Yesterday, it disappeared. Just…poof. Wasn’t there anymore.

I came home from errands yesterday evening, and Shaun asked me if I had done anything different–updated something or changed a setting. NO, I said. WHY DO YOU ASK, I said.

Because it’s gone.

Whuuuuuuttt?

I didn’t panic, but I certainly did feel anxiousness begin to simmer in my soul at the prospect of losing almost 7 years’ worth of projects and pictures and memories.

I have the utmost faith in Shaun’s ability to fix all things technical. He’s a wizard. But I still know that, sometimes, technology breaks for no apparent reason, and it can’t be fixed.

We called GoDaddy (our hosting provider), and they spent about an hour on the phone with Shaun trying different things to help him restore the information…with no luck.

It was a database issue. Not a hosting issue. And we couldn’t even log into my account to figure things out because my username and password are stored in the database, which was clearly corrupted.

Here’s the thing that blows my mind, though, y’all.

We’ve been needing to update my blog for ages. You know that. Some of you semi-regularly email me about that. I mean, my profile pic is approximately 4 years old. Two kids are missing. It’s ridiculous. But it takes a lot of time to do much of anything technological, and we just haven’t had it.

Last Saturday, we finally had a free day to focus on the changes. But first, Shaun said we needed to back up my blog to his computer…just to make sure that, if any of the changes caused any problems, we’d have a copy of everything.

This is the first time we have ever done this.

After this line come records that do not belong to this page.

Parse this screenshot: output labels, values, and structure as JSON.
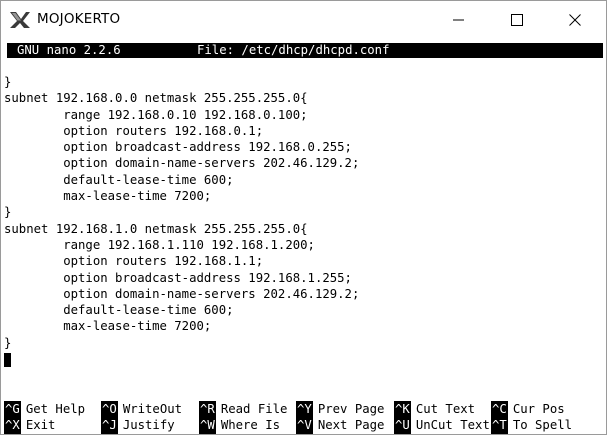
{
  "window": {
    "title": "MOJOKERTO"
  },
  "nano": {
    "version": "GNU nano 2.2.6",
    "file_label": "File: /etc/dhcp/dhcpd.conf"
  },
  "buffer": {
    "lines": [
      "}",
      "subnet 192.168.0.0 netmask 255.255.255.0{",
      "        range 192.168.0.10 192.168.0.100;",
      "        option routers 192.168.0.1;",
      "        option broadcast-address 192.168.0.255;",
      "        option domain-name-servers 202.46.129.2;",
      "        default-lease-time 600;",
      "        max-lease-time 7200;",
      "}",
      "subnet 192.168.1.0 netmask 255.255.255.0{",
      "        range 192.168.1.110 192.168.1.200;",
      "        option routers 192.168.1.1;",
      "        option broadcast-address 192.168.1.255;",
      "        option domain-name-servers 202.46.129.2;",
      "        default-lease-time 600;",
      "        max-lease-time 7200;",
      "}"
    ]
  },
  "shortcuts": {
    "row1": [
      {
        "key": "^G",
        "label": "Get Help"
      },
      {
        "key": "^O",
        "label": "WriteOut"
      },
      {
        "key": "^R",
        "label": "Read File"
      },
      {
        "key": "^Y",
        "label": "Prev Page"
      },
      {
        "key": "^K",
        "label": "Cut Text"
      },
      {
        "key": "^C",
        "label": "Cur Pos"
      }
    ],
    "row2": [
      {
        "key": "^X",
        "label": "Exit"
      },
      {
        "key": "^J",
        "label": "Justify"
      },
      {
        "key": "^W",
        "label": "Where Is"
      },
      {
        "key": "^V",
        "label": "Next Page"
      },
      {
        "key": "^U",
        "label": "UnCut Text"
      },
      {
        "key": "^T",
        "label": "To Spell"
      }
    ]
  }
}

Two days later, my blog crashed. Apparently, there were tables with information in the database that had grown much too large due to a bug in a plug-in, and my entire site just shut down out of sheer exhaustion from having to carry the weight of all of that info (NOT a technical explanation, I realize…but one that many mamas will be able to relate to).

It had nothing to do with our backing it up, and the back up took so long that we never got around to changing anything on the site. In other words, we did nothing to cause the crash. It. was. going. to. happen. We just didn’t know it.

But God did.

And I firmly believe that he prompted my husband to do the backup of everything…two days before…for the first time in seven years. And because of that, once we figured out and fixed the problem with the database, we were able to restore all of that saved info. spilled milk

Are y’all picking up what I’m laying down? It’s hardly water into wine, but I do consider the fact that my blog still exists an absolute gracious miracle of God.

Why do I say all of this?

Well, first of all as an Ebenezer. I want this blog here to be able to look back on when I (inevitably) begin to wonder whether I should take this or that silly little ol’ thing that’s making me anxious to the Lord.

And maybe as an encouragement for you too. I don’t know most of your circumstances. However, I do KNOW that God cares about them because he loves you. I knew that before he used a toddler to make sure I woke up on time or made sure we backed up my blog so it wouldn’t disappear. But I sure am grateful that he saw fit to give me those little windows through which to glimpse his love.

Maybe you’re struggling with something you think is too minor to take to God. Or maybe you’re staggering under the weight of something that feels too big for God. Neither is true.

Like the old song says:

“Let not your heart be troubled,” His tender word I hear,

And resting on His goodness, I lose my doubts and fears;

Though by the path He leadeth, but one step I may see;

His eye is on the sparrow, and I know He watches me;

His eye is on the sparrow, and I know He watches me.

Is there something (big or small) I can pray for you about? If so, it would be my privilege. You can email me at blogabbie{at}gmail{dot}com.